Which lines in the data below contain the string "time"? Show each one.

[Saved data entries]
▽

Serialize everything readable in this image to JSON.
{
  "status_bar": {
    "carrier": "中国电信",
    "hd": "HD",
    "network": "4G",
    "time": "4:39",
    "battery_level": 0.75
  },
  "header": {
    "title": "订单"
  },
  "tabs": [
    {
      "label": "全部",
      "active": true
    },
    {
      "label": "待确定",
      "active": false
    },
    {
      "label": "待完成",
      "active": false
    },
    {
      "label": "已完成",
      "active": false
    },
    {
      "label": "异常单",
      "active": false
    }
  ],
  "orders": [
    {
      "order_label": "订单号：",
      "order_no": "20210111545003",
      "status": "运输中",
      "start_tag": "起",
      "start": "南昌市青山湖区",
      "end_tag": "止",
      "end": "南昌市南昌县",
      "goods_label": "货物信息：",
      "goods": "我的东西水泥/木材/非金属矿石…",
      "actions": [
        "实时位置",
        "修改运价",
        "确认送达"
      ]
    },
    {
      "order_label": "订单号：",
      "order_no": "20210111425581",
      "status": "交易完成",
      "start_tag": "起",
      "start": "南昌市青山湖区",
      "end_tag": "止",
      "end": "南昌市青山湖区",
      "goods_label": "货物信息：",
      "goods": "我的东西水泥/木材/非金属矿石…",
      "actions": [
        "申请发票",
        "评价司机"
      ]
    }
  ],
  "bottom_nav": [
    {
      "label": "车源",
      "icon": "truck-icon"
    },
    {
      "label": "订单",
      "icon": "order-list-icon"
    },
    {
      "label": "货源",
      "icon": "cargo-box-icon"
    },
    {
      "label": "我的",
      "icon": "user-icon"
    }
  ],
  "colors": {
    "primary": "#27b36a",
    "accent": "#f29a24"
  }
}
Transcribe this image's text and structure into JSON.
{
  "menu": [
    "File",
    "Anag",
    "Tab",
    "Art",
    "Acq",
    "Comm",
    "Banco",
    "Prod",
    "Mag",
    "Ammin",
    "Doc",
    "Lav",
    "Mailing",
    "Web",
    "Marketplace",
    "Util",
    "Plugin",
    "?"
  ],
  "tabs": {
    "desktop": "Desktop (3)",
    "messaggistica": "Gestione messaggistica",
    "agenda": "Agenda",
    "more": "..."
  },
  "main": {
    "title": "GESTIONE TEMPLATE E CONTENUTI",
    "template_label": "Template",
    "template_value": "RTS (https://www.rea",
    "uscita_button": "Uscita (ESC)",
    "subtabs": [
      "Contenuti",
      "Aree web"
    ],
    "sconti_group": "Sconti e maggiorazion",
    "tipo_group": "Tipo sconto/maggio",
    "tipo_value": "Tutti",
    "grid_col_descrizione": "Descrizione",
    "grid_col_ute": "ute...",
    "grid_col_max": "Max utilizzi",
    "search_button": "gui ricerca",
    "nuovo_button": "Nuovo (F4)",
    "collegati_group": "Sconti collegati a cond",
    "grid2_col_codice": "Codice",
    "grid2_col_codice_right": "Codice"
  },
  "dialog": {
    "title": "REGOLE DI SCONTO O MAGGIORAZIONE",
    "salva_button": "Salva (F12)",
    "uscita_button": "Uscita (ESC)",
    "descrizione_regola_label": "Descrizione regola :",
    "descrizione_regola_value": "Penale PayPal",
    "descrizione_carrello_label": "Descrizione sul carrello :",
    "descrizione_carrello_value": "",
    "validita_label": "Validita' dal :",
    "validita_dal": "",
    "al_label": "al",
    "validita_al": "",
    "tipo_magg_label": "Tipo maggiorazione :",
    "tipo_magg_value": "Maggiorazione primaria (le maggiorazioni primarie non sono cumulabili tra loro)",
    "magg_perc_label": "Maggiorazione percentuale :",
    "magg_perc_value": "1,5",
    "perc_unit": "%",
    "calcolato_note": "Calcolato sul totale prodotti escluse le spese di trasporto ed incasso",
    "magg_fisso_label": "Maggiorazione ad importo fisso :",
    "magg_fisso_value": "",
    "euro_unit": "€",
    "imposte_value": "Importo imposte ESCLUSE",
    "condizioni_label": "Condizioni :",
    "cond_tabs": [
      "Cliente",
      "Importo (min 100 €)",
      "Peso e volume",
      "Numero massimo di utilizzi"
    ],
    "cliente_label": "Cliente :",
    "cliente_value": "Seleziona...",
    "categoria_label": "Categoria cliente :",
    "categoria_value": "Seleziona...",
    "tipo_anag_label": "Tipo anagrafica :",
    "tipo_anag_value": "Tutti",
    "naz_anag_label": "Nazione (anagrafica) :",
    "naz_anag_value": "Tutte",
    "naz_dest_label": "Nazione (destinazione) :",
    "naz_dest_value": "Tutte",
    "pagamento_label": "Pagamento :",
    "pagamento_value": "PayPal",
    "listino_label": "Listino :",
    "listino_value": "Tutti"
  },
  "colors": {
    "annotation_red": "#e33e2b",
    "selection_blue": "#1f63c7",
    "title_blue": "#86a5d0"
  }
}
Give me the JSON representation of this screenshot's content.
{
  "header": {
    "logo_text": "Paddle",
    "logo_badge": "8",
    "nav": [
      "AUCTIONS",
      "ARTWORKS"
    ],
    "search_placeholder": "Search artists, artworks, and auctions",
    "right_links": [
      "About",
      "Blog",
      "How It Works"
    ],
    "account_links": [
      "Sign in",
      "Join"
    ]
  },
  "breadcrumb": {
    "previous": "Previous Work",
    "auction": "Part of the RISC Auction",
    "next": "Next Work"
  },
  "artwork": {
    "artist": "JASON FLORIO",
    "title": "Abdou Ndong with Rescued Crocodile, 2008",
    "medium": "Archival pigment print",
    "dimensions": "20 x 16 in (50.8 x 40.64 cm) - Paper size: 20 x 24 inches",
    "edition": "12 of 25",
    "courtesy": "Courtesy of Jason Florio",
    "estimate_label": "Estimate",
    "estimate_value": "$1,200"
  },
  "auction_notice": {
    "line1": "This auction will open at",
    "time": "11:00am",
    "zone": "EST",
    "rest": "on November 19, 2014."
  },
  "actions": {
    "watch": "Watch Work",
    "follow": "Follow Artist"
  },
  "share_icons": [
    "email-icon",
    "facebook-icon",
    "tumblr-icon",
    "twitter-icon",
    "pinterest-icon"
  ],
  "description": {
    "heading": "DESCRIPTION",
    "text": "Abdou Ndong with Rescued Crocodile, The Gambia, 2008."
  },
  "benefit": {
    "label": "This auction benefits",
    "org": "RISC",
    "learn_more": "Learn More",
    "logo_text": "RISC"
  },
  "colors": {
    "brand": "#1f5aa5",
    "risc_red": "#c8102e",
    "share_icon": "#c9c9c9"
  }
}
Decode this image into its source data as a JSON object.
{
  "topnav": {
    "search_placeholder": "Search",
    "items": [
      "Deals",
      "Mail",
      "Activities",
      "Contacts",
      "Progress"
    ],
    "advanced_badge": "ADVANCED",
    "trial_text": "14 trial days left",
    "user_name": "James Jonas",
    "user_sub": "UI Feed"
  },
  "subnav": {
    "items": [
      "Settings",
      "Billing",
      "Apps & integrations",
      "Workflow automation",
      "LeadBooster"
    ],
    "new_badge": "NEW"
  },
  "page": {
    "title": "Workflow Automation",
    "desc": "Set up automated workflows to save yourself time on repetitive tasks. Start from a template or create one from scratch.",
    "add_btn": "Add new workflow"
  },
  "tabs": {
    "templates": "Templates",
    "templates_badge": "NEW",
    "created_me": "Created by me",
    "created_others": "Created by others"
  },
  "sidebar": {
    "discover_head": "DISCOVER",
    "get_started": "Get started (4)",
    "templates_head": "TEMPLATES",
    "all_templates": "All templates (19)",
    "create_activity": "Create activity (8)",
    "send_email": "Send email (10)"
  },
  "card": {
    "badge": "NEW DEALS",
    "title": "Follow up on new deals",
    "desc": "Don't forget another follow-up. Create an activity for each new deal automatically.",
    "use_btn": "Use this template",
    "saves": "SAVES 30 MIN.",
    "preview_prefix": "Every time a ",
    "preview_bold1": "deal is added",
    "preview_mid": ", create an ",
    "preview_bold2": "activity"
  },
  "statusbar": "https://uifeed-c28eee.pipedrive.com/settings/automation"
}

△

== Solution to the problem ==
    "time": "4:39",
    "time": "11:00am",
    "desc": "Set up automated workflows to save yourself time on repetitive tasks. Start from a template or create one from scratch.",
    "preview_prefix": "Every time a ",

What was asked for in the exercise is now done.